The KT41 was M-OV's version of a second-generation output valve, with the 1930s standard 4.0 V heater, it replaced Type N41. The KT type number proclaims that it is a beam tetrode, not a pentode. The KT41 was unexciting (though quite adequate) in terms of power output but gave better quality sound than most of its pentode competitors and was a successful valve.
Its manufacturing life was truncated when M-OV changed over to American-style 6.3 V valves from around 1938 but in 6.3V guise on an IO base it lived on into the 1950s as the KT61.
Through a clear part of the glass the pinch and lower part of the mesh anode can be seen.
The cathode is a flattened oval and within can be seen the two insulated heater strands. The mesh anode is cylindrical with four side flanges for greater area. Two of the flanges are used to connect to the supports. What is strange is that there is a third wire grid and no beam plates. This KT41 is a pentode.

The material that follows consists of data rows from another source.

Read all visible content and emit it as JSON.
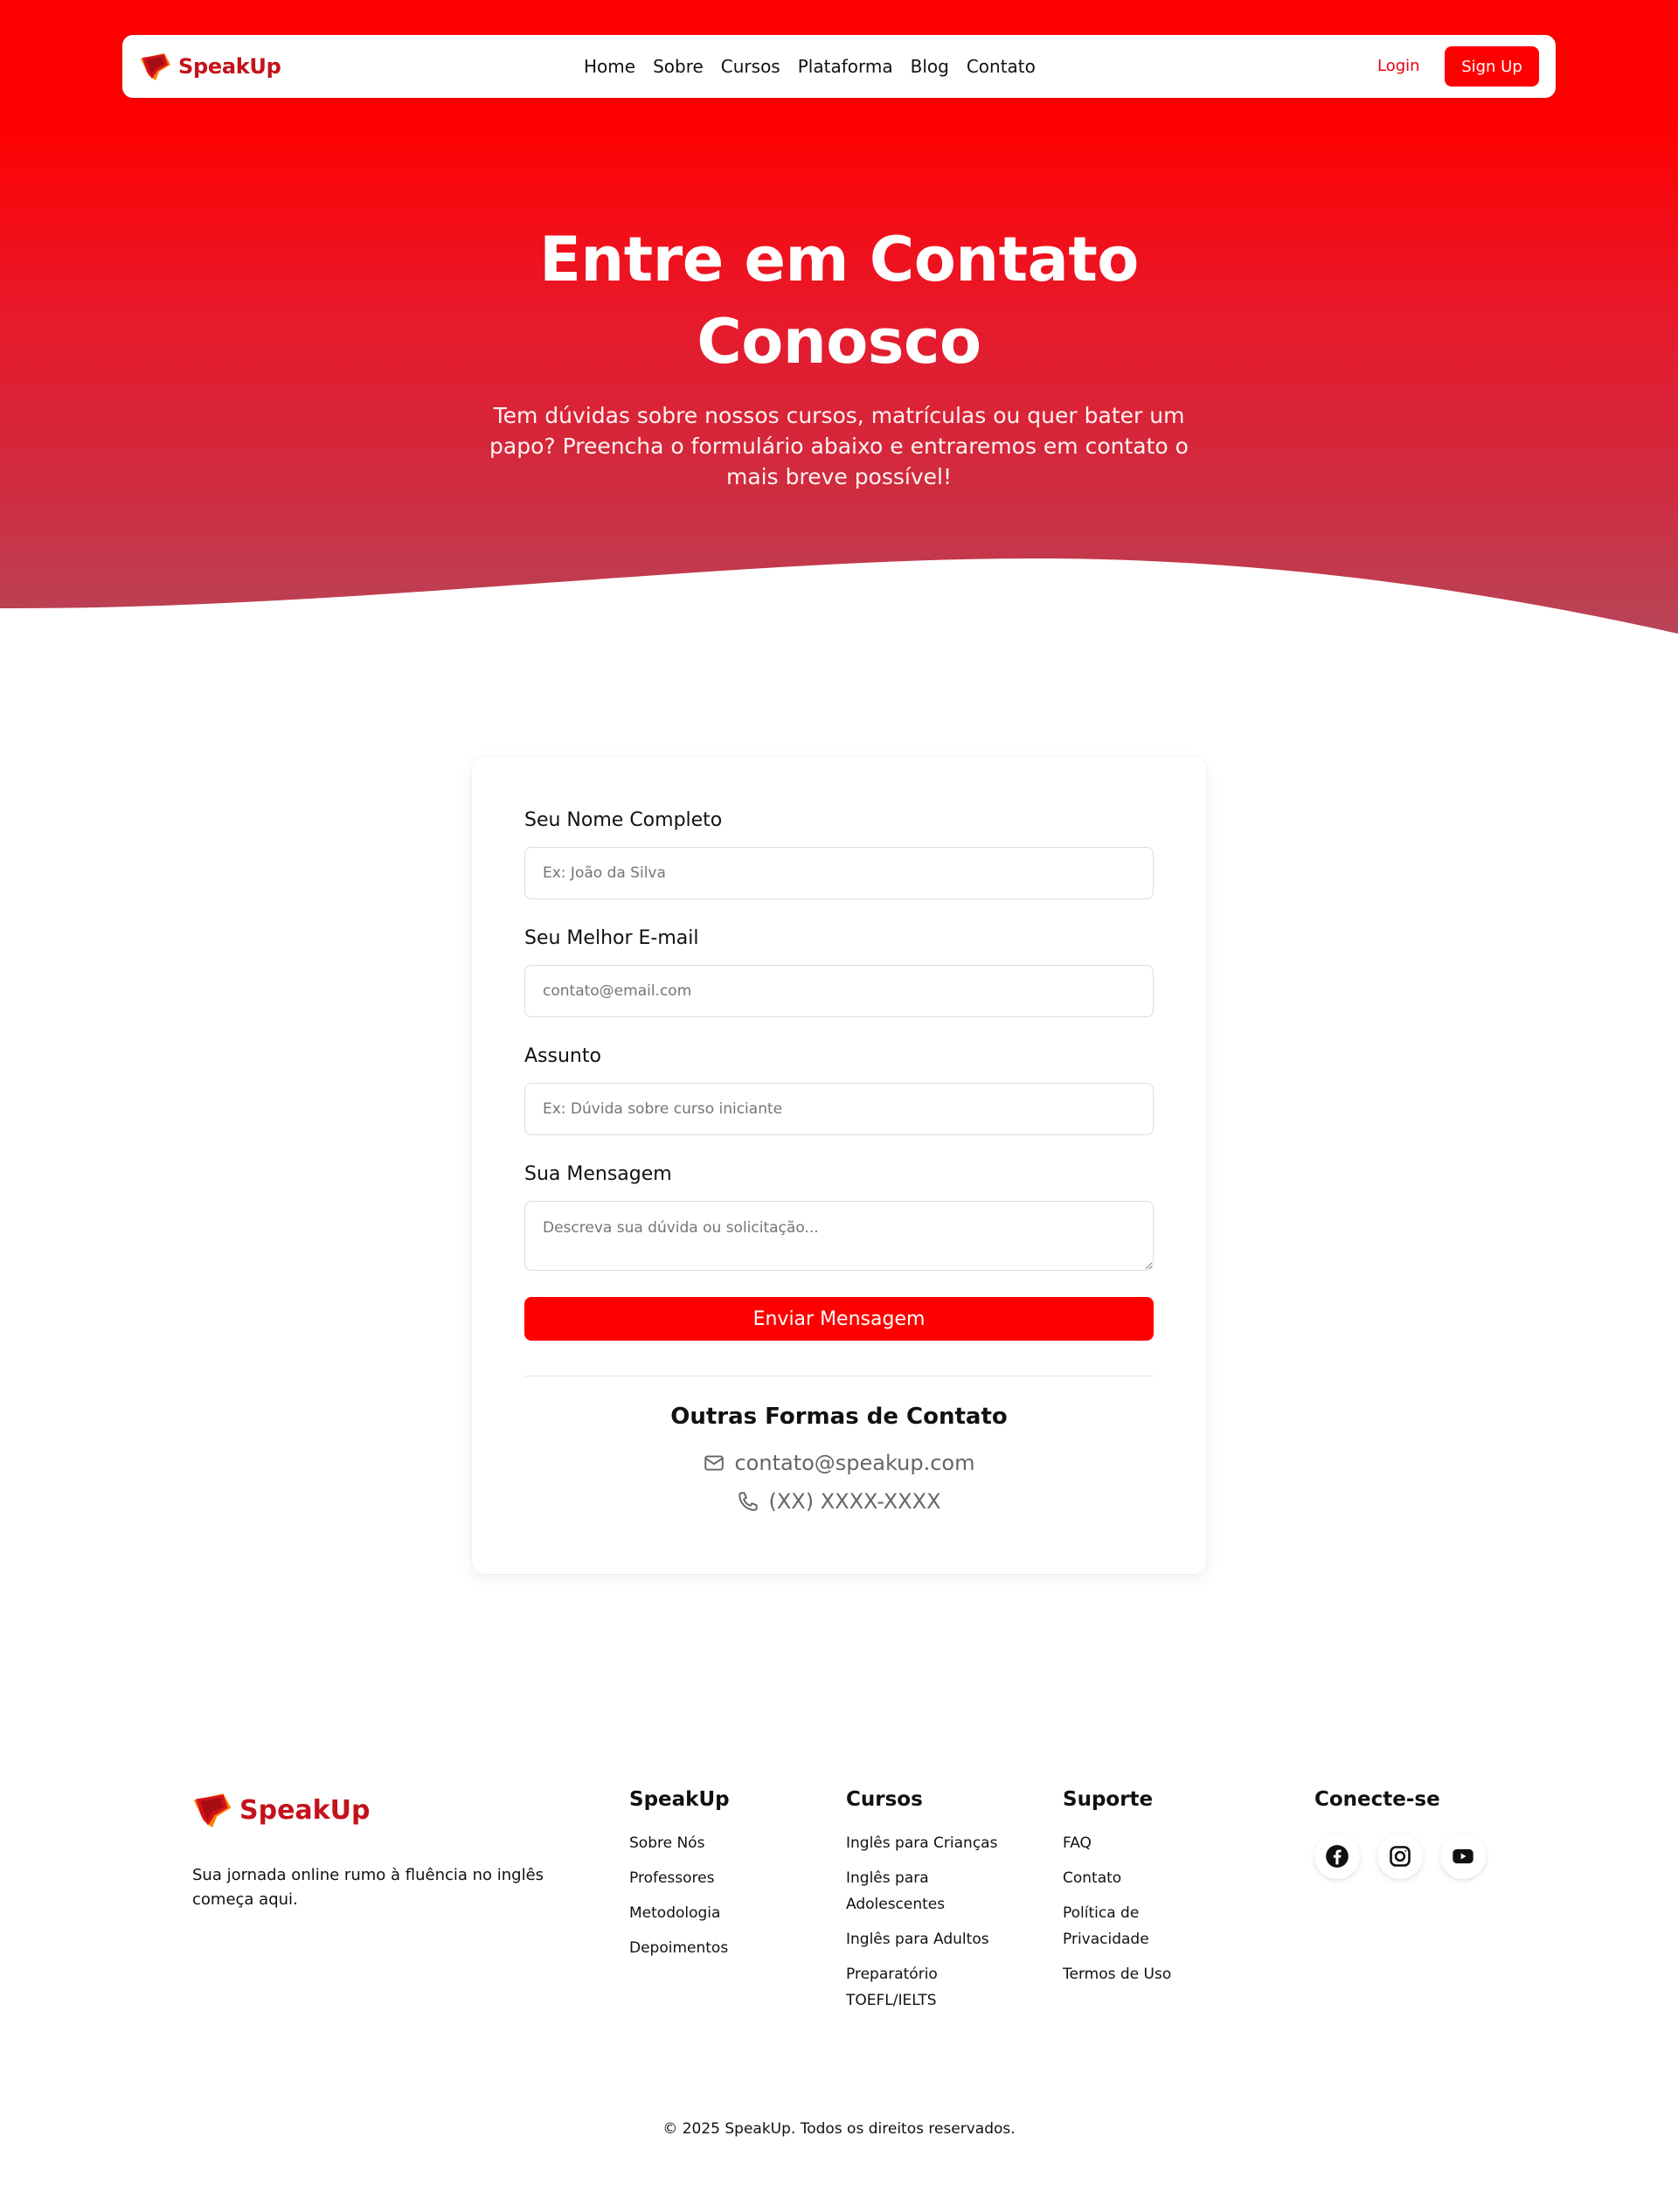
{
  "brand": {
    "name": "SpeakUp"
  },
  "nav": {
    "links": [
      "Home",
      "Sobre",
      "Cursos",
      "Plataforma",
      "Blog",
      "Contato"
    ],
    "login_label": "Login",
    "signup_label": "Sign Up"
  },
  "hero": {
    "title": "Entre em Contato Conosco",
    "subtitle": "Tem dúvidas sobre nossos cursos, matrículas ou quer bater um papo? Preencha o formulário abaixo e entraremos em contato o mais breve possível!"
  },
  "form": {
    "name_label": "Seu Nome Completo",
    "name_placeholder": "Ex: João da Silva",
    "email_label": "Seu Melhor E-mail",
    "email_placeholder": "contato@email.com",
    "subject_label": "Assunto",
    "subject_placeholder": "Ex: Dúvida sobre curso iniciante",
    "message_label": "Sua Mensagem",
    "message_placeholder": "Descreva sua dúvida ou solicitação...",
    "submit_label": "Enviar Mensagem"
  },
  "other_contact": {
    "title": "Outras Formas de Contato",
    "email": "contato@speakup.com",
    "phone": "(XX) XXXX-XXXX"
  },
  "footer": {
    "tagline": "Sua jornada online rumo à fluência no inglês começa aqui.",
    "columns": [
      {
        "title": "SpeakUp",
        "items": [
          "Sobre Nós",
          "Professores",
          "Metodologia",
          "Depoimentos"
        ]
      },
      {
        "title": "Cursos",
        "items": [
          "Inglês para Crianças",
          "Inglês para Adolescentes",
          "Inglês para Adultos",
          "Preparatório TOEFL/IELTS"
        ]
      },
      {
        "title": "Suporte",
        "items": [
          "FAQ",
          "Contato",
          "Política de Privacidade",
          "Termos de Uso"
        ]
      }
    ],
    "connect_title": "Conecte-se",
    "social_icons": [
      "facebook-icon",
      "instagram-icon",
      "youtube-icon"
    ],
    "copyright": "© 2025 SpeakUp. Todos os direitos reservados."
  },
  "colors": {
    "brand_red": "#ff0000",
    "logo_red": "#c4121a"
  }
}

The anode and above the bottom mica is the suppressor grid wire.
Taken from the top: the control grid heat sinks are on the left, the suppressor winding is just within the mesh anode.
Very difficult to get all grids in focus with the microscope, but all three can be seen.
The classic envelope is 44 mm in diameter and, excluding the B7 base pins, is 118 mm tall.
References: Data-sheet, private communication & 1043. Type KT41 was first introduced in 1937.
Absolute Maximum Operating Conditions¶
Updated March 19, 2018.